*Work instruction*.
Report how many lines in the entries below have the word "bold" in them, and give no other words.

Web page and app entries:
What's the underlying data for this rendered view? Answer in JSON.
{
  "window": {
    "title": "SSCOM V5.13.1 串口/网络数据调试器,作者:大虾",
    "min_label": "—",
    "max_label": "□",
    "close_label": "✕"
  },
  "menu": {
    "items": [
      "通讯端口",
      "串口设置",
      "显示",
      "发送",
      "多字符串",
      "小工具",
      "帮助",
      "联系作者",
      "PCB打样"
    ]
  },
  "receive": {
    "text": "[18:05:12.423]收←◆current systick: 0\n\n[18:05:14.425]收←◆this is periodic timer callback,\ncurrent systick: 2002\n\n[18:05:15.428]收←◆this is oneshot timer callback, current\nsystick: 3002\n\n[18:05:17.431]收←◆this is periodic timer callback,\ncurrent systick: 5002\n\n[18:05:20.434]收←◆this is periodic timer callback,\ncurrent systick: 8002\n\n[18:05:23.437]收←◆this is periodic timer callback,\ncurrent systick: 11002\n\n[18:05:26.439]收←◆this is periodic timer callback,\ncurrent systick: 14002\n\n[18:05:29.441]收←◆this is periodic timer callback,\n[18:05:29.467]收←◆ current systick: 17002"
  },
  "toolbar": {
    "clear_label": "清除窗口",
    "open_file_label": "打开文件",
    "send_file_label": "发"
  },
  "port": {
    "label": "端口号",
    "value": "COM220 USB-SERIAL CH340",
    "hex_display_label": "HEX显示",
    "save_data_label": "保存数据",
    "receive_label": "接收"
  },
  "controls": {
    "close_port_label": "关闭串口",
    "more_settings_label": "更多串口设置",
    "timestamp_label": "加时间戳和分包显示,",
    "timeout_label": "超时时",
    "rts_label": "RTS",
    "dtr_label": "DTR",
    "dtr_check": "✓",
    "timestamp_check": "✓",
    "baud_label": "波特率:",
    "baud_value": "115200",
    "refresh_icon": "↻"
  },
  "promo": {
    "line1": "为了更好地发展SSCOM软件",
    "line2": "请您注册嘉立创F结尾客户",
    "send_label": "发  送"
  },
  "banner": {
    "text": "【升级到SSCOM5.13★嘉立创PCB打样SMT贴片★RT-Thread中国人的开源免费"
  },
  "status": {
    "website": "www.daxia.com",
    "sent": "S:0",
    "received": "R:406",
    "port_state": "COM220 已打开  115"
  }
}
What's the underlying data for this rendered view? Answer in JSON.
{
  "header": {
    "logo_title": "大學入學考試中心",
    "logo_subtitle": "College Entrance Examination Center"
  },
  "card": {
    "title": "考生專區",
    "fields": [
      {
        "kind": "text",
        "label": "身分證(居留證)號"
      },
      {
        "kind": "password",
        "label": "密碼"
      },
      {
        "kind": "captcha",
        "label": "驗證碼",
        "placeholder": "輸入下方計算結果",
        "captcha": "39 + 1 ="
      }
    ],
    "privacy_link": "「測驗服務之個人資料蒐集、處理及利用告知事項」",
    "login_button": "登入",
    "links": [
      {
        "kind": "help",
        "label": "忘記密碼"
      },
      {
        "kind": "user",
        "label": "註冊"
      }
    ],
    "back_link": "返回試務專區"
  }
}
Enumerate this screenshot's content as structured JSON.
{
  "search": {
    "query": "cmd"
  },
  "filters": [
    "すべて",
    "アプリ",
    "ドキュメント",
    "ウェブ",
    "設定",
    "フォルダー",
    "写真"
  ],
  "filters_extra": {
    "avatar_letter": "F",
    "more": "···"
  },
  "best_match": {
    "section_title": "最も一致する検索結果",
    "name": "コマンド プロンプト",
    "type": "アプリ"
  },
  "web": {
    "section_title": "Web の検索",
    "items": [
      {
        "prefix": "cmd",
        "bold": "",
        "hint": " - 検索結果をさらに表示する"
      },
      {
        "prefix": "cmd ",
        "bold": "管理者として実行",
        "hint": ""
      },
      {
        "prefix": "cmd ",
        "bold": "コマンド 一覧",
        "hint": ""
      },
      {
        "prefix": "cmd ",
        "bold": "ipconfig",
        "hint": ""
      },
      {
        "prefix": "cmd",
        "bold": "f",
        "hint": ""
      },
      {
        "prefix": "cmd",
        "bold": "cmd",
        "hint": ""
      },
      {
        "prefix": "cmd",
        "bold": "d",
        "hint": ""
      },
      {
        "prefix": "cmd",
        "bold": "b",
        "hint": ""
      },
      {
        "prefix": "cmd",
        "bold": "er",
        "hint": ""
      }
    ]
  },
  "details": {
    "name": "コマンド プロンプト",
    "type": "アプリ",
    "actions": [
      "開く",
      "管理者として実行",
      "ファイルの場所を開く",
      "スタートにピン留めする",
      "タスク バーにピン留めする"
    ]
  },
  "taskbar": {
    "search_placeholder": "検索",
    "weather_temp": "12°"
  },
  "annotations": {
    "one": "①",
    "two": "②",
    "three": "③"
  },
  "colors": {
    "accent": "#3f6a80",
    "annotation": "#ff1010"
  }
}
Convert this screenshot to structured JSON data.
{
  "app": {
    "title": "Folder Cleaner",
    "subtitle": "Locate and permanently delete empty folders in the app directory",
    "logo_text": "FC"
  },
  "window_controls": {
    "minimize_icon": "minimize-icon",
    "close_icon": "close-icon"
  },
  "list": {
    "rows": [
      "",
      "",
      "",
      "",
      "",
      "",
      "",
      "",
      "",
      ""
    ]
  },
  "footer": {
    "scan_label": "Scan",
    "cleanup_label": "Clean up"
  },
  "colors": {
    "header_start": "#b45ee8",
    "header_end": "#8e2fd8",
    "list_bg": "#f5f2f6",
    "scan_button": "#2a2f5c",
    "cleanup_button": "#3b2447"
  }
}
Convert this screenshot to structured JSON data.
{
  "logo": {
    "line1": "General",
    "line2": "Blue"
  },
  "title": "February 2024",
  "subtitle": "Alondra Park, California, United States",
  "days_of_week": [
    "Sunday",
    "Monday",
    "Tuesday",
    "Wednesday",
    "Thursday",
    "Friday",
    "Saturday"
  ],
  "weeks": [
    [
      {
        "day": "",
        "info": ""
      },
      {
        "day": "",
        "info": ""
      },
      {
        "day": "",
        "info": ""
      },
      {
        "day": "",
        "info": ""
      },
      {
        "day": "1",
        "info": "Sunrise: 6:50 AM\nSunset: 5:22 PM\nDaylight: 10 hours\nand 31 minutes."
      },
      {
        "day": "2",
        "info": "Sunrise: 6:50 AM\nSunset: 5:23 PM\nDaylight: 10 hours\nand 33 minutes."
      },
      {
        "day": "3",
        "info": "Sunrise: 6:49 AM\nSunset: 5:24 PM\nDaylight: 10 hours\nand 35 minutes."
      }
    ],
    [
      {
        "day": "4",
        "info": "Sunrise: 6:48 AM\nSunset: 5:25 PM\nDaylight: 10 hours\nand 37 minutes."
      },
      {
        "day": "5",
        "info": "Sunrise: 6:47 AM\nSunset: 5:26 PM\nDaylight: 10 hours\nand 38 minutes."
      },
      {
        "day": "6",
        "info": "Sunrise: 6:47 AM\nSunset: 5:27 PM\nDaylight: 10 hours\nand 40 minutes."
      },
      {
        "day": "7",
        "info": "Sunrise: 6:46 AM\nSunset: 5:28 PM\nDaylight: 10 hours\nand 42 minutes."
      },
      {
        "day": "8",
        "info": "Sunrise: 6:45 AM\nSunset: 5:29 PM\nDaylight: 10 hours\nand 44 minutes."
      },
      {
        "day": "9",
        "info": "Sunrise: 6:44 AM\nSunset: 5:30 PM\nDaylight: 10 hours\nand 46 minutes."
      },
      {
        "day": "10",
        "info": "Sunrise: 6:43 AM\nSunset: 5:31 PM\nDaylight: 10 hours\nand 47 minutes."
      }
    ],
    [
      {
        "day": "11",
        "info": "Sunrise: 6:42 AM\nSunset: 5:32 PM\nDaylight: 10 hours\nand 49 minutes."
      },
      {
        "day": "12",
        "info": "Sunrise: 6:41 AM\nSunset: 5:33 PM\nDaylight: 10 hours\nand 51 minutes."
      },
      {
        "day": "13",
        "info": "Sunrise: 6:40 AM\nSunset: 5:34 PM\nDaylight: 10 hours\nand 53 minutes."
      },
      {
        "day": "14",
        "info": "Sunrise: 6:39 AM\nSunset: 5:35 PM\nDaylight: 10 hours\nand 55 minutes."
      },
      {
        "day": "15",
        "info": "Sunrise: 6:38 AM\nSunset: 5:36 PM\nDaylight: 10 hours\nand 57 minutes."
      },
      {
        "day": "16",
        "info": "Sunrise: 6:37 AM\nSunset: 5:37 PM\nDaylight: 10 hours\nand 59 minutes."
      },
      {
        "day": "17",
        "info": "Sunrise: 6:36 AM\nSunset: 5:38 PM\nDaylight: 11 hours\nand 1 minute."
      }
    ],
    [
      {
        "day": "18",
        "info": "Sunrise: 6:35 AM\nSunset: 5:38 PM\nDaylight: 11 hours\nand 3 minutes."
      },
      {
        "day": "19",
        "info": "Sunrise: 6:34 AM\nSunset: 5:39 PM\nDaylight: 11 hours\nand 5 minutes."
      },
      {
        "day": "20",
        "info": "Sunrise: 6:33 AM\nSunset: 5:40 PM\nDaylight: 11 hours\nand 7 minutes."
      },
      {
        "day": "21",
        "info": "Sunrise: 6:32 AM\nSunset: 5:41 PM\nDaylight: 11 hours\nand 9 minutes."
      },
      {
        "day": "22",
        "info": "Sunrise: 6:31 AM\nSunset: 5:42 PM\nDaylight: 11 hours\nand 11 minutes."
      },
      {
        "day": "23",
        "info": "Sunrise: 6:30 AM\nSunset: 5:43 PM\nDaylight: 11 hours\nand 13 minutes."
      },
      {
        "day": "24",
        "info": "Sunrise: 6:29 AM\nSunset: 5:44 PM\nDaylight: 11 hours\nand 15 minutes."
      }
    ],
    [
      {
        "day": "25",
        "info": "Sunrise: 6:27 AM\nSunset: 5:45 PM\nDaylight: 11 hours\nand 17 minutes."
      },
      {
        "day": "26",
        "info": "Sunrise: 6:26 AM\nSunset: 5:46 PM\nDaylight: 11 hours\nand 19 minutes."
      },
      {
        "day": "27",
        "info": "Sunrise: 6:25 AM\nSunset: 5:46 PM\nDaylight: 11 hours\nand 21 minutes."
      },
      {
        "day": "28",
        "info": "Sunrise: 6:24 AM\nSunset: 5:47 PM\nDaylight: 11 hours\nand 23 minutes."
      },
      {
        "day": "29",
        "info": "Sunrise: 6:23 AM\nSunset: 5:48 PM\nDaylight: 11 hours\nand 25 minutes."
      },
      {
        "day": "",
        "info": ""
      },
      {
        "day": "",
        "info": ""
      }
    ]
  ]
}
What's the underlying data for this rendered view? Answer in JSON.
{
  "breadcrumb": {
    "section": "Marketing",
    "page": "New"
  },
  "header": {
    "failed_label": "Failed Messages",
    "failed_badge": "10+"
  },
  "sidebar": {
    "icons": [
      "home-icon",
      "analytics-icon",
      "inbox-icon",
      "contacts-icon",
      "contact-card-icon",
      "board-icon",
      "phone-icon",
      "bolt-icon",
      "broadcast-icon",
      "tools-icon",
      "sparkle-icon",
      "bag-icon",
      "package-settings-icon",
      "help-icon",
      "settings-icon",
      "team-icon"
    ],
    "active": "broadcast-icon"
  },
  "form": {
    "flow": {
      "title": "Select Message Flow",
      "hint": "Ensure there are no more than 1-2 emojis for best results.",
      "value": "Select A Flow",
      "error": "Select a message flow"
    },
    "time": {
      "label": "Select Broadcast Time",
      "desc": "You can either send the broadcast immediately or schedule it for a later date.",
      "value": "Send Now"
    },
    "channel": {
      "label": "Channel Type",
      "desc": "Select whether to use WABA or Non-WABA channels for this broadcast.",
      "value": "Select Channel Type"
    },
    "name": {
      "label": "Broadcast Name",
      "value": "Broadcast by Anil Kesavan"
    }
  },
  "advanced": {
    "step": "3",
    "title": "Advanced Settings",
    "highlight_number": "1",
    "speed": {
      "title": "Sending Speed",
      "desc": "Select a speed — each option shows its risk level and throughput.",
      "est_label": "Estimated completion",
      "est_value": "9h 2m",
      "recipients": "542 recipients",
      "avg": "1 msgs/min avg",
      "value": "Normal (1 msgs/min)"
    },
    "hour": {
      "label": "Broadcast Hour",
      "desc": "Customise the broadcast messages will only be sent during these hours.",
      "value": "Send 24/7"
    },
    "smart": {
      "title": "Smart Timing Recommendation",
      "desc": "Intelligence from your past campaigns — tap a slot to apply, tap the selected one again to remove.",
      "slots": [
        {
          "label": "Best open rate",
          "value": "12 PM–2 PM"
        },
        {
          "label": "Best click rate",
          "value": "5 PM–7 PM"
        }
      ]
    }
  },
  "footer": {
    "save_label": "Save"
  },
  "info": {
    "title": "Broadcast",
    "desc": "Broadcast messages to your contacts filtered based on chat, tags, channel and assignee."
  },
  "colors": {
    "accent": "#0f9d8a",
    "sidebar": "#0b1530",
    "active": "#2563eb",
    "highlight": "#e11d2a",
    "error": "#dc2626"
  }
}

*Exercise response*.
9